Thrilled by fall’s fashion panoply. At the poetry project the other night, I rhapsodized with Stacy and Sharon and Mel over the joys of muted tones.
I admired Stacy’s recent lushness of hair, and entreated her to keep it that way. She said, can I be on your blog, and I said, of course! The subtle combination of burgundy and army green: perfect.
Sharon (who never looks bad either in life or in pictures: unfair) and Mel here wearing pale grays and blacks and sheer flarf charisma.
Mel had a marvelous faux vintage necklace of I think wrapped fake jet beads that is not quite visible in this picture. Really, I should have got a photo of her shoes, something like that great futurist Umberto Boccioni sculpture. Mel rocks the 70s and 80s like no one else: more delicately, more ironically, more adorably…

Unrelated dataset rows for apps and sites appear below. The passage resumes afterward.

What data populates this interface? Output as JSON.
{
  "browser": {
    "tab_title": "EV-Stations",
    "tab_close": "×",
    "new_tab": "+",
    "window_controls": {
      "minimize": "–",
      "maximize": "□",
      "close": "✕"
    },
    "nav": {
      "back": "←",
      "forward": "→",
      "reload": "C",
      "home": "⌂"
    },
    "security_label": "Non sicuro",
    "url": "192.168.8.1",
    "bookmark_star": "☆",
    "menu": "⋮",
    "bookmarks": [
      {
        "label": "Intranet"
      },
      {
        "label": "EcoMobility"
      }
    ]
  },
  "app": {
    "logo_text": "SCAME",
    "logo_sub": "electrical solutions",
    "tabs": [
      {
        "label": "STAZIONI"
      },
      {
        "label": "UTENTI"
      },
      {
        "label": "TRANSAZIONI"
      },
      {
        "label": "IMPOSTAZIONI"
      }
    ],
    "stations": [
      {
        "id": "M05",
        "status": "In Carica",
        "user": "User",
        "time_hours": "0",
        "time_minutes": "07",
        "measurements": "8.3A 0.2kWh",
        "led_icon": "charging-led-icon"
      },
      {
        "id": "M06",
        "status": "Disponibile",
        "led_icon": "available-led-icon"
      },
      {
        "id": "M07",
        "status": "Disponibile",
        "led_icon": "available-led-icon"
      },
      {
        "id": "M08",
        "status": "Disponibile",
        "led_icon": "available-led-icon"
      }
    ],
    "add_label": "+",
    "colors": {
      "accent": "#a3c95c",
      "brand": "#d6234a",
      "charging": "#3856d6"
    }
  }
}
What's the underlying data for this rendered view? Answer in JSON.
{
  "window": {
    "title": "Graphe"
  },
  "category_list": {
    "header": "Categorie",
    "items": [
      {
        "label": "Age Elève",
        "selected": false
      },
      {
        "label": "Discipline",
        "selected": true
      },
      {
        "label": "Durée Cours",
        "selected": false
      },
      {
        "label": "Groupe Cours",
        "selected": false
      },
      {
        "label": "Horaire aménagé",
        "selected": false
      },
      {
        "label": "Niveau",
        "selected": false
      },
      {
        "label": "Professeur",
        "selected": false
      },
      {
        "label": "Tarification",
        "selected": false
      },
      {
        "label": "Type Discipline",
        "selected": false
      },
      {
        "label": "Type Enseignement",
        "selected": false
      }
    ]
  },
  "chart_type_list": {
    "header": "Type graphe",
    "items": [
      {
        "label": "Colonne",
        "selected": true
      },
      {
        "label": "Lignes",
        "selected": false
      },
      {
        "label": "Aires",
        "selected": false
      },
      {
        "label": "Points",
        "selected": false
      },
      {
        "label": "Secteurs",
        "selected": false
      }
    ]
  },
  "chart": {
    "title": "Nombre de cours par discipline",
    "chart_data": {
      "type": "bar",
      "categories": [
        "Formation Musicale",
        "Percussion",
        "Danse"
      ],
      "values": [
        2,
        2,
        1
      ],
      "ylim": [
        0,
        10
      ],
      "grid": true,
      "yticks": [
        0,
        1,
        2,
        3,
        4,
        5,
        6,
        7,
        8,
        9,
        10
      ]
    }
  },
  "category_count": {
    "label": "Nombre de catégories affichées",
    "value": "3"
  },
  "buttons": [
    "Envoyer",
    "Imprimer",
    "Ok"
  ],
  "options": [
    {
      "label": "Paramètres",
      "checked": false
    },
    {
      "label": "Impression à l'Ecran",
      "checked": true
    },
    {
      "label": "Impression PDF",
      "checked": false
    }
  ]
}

I was in muted tones, too, but the OUTFIT was anything but muted. When I took off my jacket, Sharon said, “what are you wearing?”
Taupe ruffled nylon thing bought for under $12 at a discount store (Janice’s) at the Fulton St. Mall, purple stretch miniskirt, tights striped two shades of lavender (but I ripped them, dammit, with the Velcro on my Steve Madden Frankenstein/Harajuku boots), chestnut shrug. I told Mel and Sharon and Stacy that I had learned about how to wear this sort of palette in Japan: all tones except maybe the shrug are somewhat grayed, and this color sensibility harks back to what is “shibui” (astringent, modest, subtle, austere) in that culture. Conversely, though, I find something lush in the mutedness. Such colors are hard to find in American shops, as the subtlety tends to be lost on, say, the consumers at American Apparel and Old Navy, but the fact is that these grayed tones tend to be very kind to the whole range, I think, of human skin colors.

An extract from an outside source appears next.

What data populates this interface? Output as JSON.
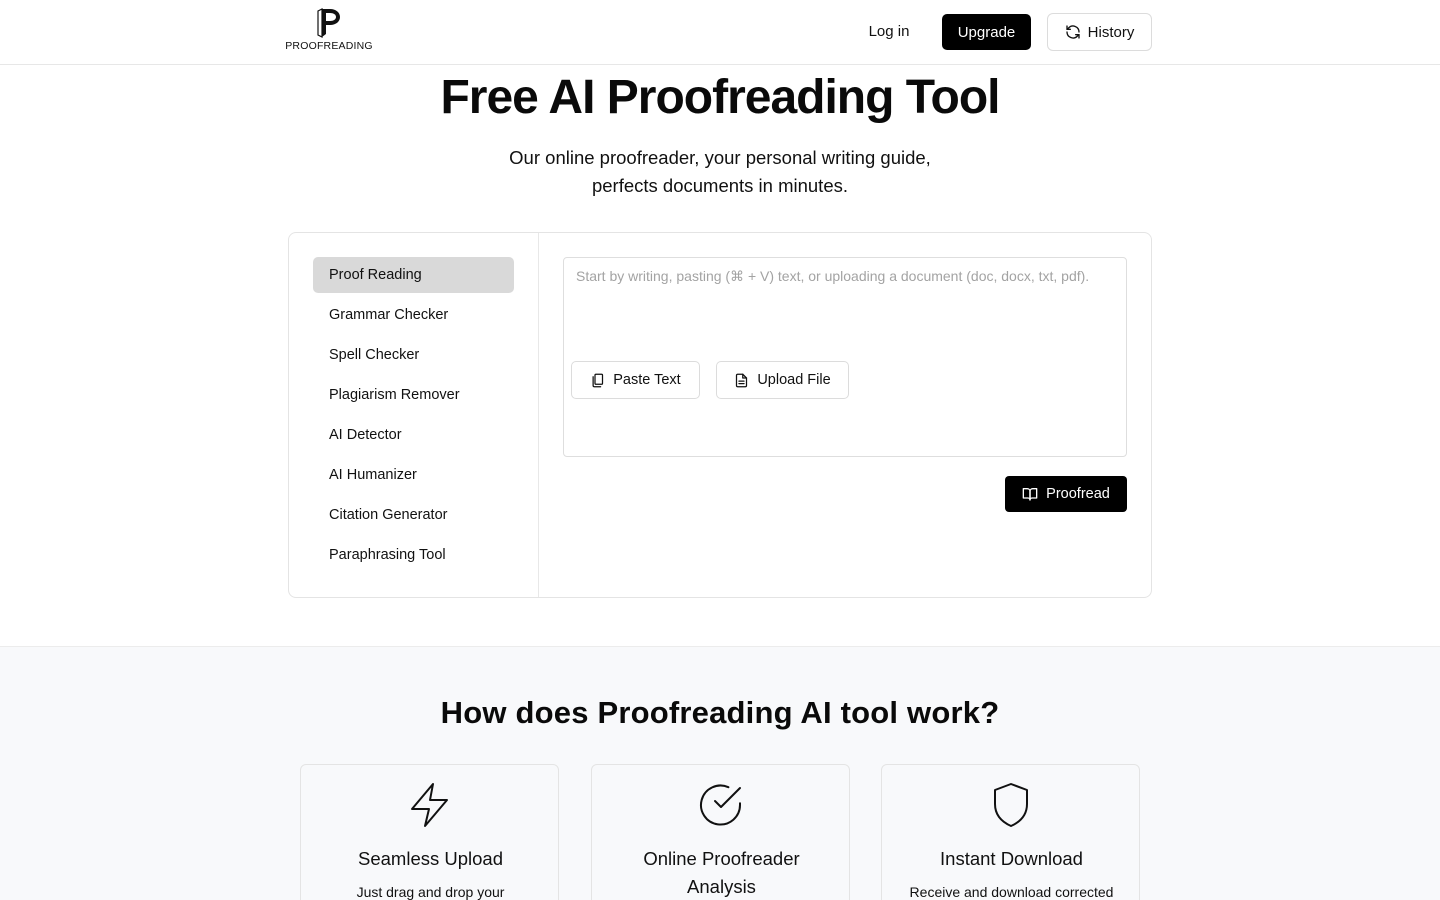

We discussed the difficulty of mauve, how few Americans do it well, and how, despite its loveliness, it seems to call up a kind of 80s doctor’s office décor, especially when combined with gray. Well, I hope I avoided giving that effect.

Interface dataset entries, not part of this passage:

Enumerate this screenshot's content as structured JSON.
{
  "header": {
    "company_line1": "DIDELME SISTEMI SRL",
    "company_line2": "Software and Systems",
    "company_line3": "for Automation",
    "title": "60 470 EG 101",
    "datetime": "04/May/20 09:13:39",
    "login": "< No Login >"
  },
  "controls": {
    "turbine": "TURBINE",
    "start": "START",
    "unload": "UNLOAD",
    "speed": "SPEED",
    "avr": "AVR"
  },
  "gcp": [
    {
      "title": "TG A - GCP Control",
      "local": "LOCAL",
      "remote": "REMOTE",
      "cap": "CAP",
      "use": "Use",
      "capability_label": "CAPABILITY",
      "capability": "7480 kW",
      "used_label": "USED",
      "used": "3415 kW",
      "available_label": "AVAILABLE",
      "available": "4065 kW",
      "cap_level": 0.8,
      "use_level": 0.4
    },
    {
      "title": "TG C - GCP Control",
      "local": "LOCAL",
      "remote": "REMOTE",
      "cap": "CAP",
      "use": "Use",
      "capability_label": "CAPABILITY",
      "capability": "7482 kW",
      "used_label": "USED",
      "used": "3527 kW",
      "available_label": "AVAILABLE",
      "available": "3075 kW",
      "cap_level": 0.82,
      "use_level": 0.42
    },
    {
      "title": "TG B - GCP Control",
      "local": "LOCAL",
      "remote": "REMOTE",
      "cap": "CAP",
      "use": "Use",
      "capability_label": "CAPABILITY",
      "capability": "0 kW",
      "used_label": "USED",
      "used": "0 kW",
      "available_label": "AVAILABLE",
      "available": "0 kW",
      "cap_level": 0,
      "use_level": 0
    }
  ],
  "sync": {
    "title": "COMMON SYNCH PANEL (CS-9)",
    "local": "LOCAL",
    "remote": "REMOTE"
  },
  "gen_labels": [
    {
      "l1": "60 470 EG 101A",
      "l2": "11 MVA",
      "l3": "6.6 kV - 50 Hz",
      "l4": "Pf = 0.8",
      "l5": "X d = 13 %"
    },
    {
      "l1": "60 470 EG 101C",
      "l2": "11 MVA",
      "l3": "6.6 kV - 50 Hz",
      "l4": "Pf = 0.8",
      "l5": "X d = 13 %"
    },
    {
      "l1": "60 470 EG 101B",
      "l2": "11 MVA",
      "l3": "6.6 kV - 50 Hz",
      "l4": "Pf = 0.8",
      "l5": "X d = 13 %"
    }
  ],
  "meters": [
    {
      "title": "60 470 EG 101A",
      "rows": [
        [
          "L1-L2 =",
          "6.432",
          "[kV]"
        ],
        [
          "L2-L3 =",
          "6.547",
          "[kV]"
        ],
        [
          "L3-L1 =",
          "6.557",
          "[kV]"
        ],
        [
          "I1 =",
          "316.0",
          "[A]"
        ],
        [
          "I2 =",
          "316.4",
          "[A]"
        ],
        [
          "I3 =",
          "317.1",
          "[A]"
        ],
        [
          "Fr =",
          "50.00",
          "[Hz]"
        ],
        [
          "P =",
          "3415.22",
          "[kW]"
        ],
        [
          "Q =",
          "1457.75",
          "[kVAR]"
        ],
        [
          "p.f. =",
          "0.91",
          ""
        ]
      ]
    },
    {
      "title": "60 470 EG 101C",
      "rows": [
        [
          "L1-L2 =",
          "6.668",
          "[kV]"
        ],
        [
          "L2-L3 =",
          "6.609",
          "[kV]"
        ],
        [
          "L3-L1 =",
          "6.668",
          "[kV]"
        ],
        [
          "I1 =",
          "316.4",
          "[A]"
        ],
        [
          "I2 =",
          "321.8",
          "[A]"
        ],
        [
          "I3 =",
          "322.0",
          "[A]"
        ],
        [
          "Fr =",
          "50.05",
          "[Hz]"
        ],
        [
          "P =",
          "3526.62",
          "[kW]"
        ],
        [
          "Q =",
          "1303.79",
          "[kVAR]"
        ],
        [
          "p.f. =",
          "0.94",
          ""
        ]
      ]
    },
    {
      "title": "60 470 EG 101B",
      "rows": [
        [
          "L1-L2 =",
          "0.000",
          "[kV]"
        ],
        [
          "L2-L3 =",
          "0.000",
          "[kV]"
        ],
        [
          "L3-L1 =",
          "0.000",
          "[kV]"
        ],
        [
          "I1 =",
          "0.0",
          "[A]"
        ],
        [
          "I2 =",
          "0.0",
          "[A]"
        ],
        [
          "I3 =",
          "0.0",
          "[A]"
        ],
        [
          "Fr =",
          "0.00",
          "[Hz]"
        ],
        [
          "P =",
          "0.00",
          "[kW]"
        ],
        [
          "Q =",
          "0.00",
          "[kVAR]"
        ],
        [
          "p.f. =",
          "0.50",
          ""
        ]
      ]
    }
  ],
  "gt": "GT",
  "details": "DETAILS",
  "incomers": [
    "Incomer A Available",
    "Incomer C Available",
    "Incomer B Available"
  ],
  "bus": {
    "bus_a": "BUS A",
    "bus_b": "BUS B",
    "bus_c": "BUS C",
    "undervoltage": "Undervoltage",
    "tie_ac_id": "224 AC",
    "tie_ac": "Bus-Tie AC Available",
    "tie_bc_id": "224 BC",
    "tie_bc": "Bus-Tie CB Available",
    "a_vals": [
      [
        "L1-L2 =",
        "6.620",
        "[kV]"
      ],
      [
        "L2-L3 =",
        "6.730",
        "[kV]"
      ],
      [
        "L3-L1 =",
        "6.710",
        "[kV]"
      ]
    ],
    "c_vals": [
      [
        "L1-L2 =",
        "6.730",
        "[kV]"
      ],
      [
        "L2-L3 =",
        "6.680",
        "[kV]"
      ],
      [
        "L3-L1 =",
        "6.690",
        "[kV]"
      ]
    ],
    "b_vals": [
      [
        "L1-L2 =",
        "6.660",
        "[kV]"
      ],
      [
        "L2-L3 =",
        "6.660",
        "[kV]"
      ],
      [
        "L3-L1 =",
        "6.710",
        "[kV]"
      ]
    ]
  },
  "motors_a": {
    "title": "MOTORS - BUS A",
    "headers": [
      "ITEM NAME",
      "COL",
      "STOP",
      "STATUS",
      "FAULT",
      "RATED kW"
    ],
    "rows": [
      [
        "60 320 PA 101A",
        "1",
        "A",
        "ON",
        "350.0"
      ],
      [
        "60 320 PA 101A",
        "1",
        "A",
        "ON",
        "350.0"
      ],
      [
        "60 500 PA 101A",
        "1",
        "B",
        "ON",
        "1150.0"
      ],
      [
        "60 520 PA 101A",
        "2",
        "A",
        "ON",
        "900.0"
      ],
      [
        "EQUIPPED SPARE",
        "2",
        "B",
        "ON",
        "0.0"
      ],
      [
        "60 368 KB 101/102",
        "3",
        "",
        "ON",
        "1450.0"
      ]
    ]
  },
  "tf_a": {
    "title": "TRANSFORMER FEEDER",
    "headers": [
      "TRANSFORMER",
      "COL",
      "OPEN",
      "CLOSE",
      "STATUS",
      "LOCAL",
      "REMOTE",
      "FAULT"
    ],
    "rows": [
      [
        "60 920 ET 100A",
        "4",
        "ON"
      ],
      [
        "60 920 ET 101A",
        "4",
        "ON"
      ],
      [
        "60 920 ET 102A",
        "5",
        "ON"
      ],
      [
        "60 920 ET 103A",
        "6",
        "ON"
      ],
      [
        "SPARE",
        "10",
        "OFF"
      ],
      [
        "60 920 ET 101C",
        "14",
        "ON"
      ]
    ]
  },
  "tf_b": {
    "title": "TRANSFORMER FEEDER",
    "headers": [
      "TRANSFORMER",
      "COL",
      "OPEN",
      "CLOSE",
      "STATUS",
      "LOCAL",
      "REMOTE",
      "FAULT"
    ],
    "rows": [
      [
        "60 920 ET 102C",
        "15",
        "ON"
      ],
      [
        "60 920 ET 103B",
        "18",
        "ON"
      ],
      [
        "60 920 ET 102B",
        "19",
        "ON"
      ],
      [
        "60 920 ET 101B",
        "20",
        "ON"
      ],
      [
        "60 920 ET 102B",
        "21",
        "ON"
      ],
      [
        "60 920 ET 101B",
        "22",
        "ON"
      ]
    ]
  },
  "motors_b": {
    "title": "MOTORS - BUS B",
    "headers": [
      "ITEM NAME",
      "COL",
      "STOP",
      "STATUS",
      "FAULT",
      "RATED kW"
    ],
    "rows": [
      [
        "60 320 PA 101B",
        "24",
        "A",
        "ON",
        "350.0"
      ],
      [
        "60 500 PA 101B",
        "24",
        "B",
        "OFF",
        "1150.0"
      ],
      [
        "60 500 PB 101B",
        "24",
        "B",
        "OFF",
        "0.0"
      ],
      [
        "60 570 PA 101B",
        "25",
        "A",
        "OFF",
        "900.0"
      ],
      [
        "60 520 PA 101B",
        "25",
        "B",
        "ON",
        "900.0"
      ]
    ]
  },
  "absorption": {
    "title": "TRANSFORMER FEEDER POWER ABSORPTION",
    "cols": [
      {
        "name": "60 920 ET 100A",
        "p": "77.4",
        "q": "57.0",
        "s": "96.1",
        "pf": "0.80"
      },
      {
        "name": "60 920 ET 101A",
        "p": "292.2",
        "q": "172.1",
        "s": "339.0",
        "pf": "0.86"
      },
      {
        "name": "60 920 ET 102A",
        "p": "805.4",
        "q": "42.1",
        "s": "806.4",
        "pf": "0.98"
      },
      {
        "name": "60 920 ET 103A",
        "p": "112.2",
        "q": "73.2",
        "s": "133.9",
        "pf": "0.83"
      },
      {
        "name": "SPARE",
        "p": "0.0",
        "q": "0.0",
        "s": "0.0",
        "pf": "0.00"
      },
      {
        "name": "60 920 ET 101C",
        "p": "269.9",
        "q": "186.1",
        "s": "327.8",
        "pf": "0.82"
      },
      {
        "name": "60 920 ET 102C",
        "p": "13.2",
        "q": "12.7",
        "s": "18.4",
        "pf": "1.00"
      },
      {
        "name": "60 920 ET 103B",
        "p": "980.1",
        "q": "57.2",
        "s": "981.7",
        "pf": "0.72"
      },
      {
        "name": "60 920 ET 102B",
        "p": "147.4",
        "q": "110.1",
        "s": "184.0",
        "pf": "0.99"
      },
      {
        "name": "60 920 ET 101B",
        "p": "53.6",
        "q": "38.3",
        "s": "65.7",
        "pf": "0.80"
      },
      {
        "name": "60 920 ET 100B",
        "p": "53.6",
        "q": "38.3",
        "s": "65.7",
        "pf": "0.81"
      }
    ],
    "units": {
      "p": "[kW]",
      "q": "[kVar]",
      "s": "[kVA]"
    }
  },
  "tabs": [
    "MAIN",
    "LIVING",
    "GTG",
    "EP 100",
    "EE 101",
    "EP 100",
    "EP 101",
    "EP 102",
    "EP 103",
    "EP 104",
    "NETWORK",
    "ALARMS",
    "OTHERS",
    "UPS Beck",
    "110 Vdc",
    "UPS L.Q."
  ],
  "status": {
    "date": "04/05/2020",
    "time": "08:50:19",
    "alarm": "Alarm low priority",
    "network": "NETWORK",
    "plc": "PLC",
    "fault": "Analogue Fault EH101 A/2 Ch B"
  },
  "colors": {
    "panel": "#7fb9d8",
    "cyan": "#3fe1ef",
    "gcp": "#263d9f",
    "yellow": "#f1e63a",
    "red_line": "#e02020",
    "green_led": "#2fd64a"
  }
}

As an antidote to mutedness, here’s this, a photo that Brenda Iijima posted on facebook some time ago and I asked for for this blog. Because it’s just splendid. Her caption follows.
By my side is Stephanie Hough—this photo was taken in my parent’s living room by my dad (we spent a few hours modeling Aunt Josephine’s clothing which we had to clean out of her house when she passed away. My father was the commissioned photographer). The campiness is an ode to her primadonna personality and she sure had the clothing to exquisitely don her mood and mode. I can’t remember the precise date this was taken but it was about 8-10 years ago.
A couple more recent outfits. Red seems to be dominating. Perhaps I’m trying to “build up my blood”? Look, look, how my skirt and ruffly scarf (a present from my dear mother-in-law) and hair catch the light! And the raw edges of the skirt!
Yesterday’s outfit: a rare sojourn into pants. Cranberry Fluevogs and lace scarf. Rose sweater. I think I look like Valentine’s Day.
Note to self: need to post on the semiotics of Frankenstein boots.
While you’re waiting, why not check out this interesting article in the NY Times?
Unlike other artists whose materials come from the wardrobe — Cindy Sherman, Leigh Bowery, Yong Soon Min or Nikki S. Lee — Ms. Hardy seems less interested in making commentary on body morphology or the tensions between mainstream and minority cultures than in teasing out the subtle emotional meanings latent in clothes. “This blanket expression that you shouldn’t judge a person by their clothes is ridiculous to me,” she said. “Every article of clothing is so loaded with signifiers, I don’t know how you can help but make up stories about people and their desires based on what they wear.”